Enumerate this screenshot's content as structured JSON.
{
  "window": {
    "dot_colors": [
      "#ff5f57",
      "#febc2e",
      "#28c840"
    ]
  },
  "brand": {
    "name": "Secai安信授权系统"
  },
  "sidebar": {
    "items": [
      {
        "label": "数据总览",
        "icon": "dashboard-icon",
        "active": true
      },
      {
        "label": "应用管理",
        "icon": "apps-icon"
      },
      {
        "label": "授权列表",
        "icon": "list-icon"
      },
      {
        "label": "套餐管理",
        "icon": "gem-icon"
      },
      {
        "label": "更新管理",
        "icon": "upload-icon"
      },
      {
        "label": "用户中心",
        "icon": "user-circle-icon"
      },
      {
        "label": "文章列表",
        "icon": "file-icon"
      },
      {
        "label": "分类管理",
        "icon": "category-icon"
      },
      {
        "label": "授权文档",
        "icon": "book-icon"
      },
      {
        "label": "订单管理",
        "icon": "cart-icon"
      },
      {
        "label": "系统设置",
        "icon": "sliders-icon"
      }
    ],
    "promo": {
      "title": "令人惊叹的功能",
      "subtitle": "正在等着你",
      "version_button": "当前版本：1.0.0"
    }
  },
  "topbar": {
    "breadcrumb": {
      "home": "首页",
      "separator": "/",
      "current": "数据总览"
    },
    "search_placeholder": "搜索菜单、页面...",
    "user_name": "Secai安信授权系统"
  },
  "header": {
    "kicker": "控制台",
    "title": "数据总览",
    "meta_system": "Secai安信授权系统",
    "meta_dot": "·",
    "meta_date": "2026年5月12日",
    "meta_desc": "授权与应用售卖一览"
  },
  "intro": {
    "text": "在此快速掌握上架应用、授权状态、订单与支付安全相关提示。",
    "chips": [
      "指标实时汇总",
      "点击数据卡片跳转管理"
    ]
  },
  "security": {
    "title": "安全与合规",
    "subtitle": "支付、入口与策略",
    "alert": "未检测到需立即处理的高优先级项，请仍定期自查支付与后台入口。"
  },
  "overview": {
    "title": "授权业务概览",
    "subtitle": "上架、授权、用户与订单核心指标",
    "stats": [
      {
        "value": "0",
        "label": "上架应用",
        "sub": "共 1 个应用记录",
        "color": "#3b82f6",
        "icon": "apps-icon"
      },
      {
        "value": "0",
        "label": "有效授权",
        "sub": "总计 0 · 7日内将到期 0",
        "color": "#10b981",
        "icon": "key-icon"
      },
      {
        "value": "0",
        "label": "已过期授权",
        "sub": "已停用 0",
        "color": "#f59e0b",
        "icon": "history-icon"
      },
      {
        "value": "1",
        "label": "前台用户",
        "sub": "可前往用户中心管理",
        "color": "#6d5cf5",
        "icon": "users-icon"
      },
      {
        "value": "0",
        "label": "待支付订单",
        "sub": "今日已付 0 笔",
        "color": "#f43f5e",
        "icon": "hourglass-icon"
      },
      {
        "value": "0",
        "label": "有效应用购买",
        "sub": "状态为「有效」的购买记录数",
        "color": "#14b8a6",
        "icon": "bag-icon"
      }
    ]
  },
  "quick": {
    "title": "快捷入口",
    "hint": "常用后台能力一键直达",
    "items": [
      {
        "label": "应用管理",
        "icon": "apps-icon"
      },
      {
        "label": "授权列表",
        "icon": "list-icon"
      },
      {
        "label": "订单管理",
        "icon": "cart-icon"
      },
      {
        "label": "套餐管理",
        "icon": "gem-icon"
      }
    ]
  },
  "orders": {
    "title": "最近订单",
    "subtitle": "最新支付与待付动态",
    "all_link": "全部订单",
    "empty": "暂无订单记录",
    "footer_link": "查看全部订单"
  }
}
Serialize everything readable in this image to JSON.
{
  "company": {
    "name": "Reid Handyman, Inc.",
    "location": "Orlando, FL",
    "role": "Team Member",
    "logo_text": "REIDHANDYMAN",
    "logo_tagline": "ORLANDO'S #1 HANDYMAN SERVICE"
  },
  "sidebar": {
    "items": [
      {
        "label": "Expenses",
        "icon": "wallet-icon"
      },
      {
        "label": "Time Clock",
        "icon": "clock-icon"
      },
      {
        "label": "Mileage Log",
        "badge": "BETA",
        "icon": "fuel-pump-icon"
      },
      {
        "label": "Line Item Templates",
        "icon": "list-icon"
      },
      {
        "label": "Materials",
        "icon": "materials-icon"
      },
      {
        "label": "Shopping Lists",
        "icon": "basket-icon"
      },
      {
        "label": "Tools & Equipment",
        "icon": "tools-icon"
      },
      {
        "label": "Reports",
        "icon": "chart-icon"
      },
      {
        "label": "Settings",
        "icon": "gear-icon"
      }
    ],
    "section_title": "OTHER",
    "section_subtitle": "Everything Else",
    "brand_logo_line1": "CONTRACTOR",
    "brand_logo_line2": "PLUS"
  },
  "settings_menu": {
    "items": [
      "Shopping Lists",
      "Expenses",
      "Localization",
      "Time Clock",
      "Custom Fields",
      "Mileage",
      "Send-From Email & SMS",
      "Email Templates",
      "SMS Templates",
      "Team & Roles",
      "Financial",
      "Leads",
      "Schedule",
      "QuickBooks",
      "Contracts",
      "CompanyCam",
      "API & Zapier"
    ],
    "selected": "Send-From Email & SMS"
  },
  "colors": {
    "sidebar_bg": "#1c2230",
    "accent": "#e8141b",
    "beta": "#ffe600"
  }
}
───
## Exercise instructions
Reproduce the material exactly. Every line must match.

## Response to the task
Enumerate this screenshot's content as structured JSON.
{
  "window": {
    "dot_colors": [
      "#ff5f57",
      "#febc2e",
      "#28c840"
    ]
  },
  "brand": {
    "name": "Secai安信授权系统"
  },
  "sidebar": {
    "items": [
      {
        "label": "数据总览",
        "icon": "dashboard-icon",
        "active": true
      },
      {
        "label": "应用管理",
        "icon": "apps-icon"
      },
      {
        "label": "授权列表",
        "icon": "list-icon"
      },
      {
        "label": "套餐管理",
        "icon": "gem-icon"
      },
      {
        "label": "更新管理",
        "icon": "upload-icon"
      },
      {
        "label": "用户中心",
        "icon": "user-circle-icon"
      },
      {
        "label": "文章列表",
        "icon": "file-icon"
      },
      {
        "label": "分类管理",
        "icon": "category-icon"
      },
      {
        "label": "授权文档",
        "icon": "book-icon"
      },
      {
        "label": "订单管理",
        "icon": "cart-icon"
      },
      {
        "label": "系统设置",
        "icon": "sliders-icon"
      }
    ],
    "promo": {
      "title": "令人惊叹的功能",
      "subtitle": "正在等着你",
      "version_button": "当前版本：1.0.0"
    }
  },
  "topbar": {
    "breadcrumb": {
      "home": "首页",
      "separator": "/",
      "current": "数据总览"
    },
    "search_placeholder": "搜索菜单、页面...",
    "user_name": "Secai安信授权系统"
  },
  "header": {
    "kicker": "控制台",
    "title": "数据总览",
    "meta_system": "Secai安信授权系统",
    "meta_dot": "·",
    "meta_date": "2026年5月12日",
    "meta_desc": "授权与应用售卖一览"
  },
  "intro": {
    "text": "在此快速掌握上架应用、授权状态、订单与支付安全相关提示。",
    "chips": [
      "指标实时汇总",
      "点击数据卡片跳转管理"
    ]
  },
  "security": {
    "title": "安全与合规",
    "subtitle": "支付、入口与策略",
    "alert": "未检测到需立即处理的高优先级项，请仍定期自查支付与后台入口。"
  },
  "overview": {
    "title": "授权业务概览",
    "subtitle": "上架、授权、用户与订单核心指标",
    "stats": [
      {
        "value": "0",
        "label": "上架应用",
        "sub": "共 1 个应用记录",
        "color": "#3b82f6",
        "icon": "apps-icon"
      },
      {
        "value": "0",
        "label": "有效授权",
        "sub": "总计 0 · 7日内将到期 0",
        "color": "#10b981",
        "icon": "key-icon"
      },
      {
        "value": "0",
        "label": "已过期授权",
        "sub": "已停用 0",
        "color": "#f59e0b",
        "icon": "history-icon"
      },
      {
        "value": "1",
        "label": "前台用户",
        "sub": "可前往用户中心管理",
        "color": "#6d5cf5",
        "icon": "users-icon"
      },
      {
        "value": "0",
        "label": "待支付订单",
        "sub": "今日已付 0 笔",
        "color": "#f43f5e",
        "icon": "hourglass-icon"
      },
      {
        "value": "0",
        "label": "有效应用购买",
        "sub": "状态为「有效」的购买记录数",
        "color": "#14b8a6",
        "icon": "bag-icon"
      }
    ]
  },
  "quick": {
    "title": "快捷入口",
    "hint": "常用后台能力一键直达",
    "items": [
      {
        "label": "应用管理",
        "icon": "apps-icon"
      },
      {
        "label": "授权列表",
        "icon": "list-icon"
      },
      {
        "label": "订单管理",
        "icon": "cart-icon"
      },
      {
        "label": "套餐管理",
        "icon": "gem-icon"
      }
    ]
  },
  "orders": {
    "title": "最近订单",
    "subtitle": "最新支付与待付动态",
    "all_link": "全部订单",
    "empty": "暂无订单记录",
    "footer_link": "查看全部订单"
  }
}
Serialize everything readable in this image to JSON.
{
  "company": {
    "name": "Reid Handyman, Inc.",
    "location": "Orlando, FL",
    "role": "Team Member",
    "logo_text": "REIDHANDYMAN",
    "logo_tagline": "ORLANDO'S #1 HANDYMAN SERVICE"
  },
  "sidebar": {
    "items": [
      {
        "label": "Expenses",
        "icon": "wallet-icon"
      },
      {
        "label": "Time Clock",
        "icon": "clock-icon"
      },
      {
        "label": "Mileage Log",
        "badge": "BETA",
        "icon": "fuel-pump-icon"
      },
      {
        "label": "Line Item Templates",
        "icon": "list-icon"
      },
      {
        "label": "Materials",
        "icon": "materials-icon"
      },
      {
        "label": "Shopping Lists",
        "icon": "basket-icon"
      },
      {
        "label": "Tools & Equipment",
        "icon": "tools-icon"
      },
      {
        "label": "Reports",
        "icon": "chart-icon"
      },
      {
        "label": "Settings",
        "icon": "gear-icon"
      }
    ],
    "section_title": "OTHER",
    "section_subtitle": "Everything Else",
    "brand_logo_line1": "CONTRACTOR",
    "brand_logo_line2": "PLUS"
  },
  "settings_menu": {
    "items": [
      "Shopping Lists",
      "Expenses",
      "Localization",
      "Time Clock",
      "Custom Fields",
      "Mileage",
      "Send-From Email & SMS",
      "Email Templates",
      "SMS Templates",
      "Team & Roles",
      "Financial",
      "Leads",
      "Schedule",
      "QuickBooks",
      "Contracts",
      "CompanyCam",
      "API & Zapier"
    ],
    "selected": "Send-From Email & SMS"
  },
  "colors": {
    "sidebar_bg": "#1c2230",
    "accent": "#e8141b",
    "beta": "#ffe600"
  }
}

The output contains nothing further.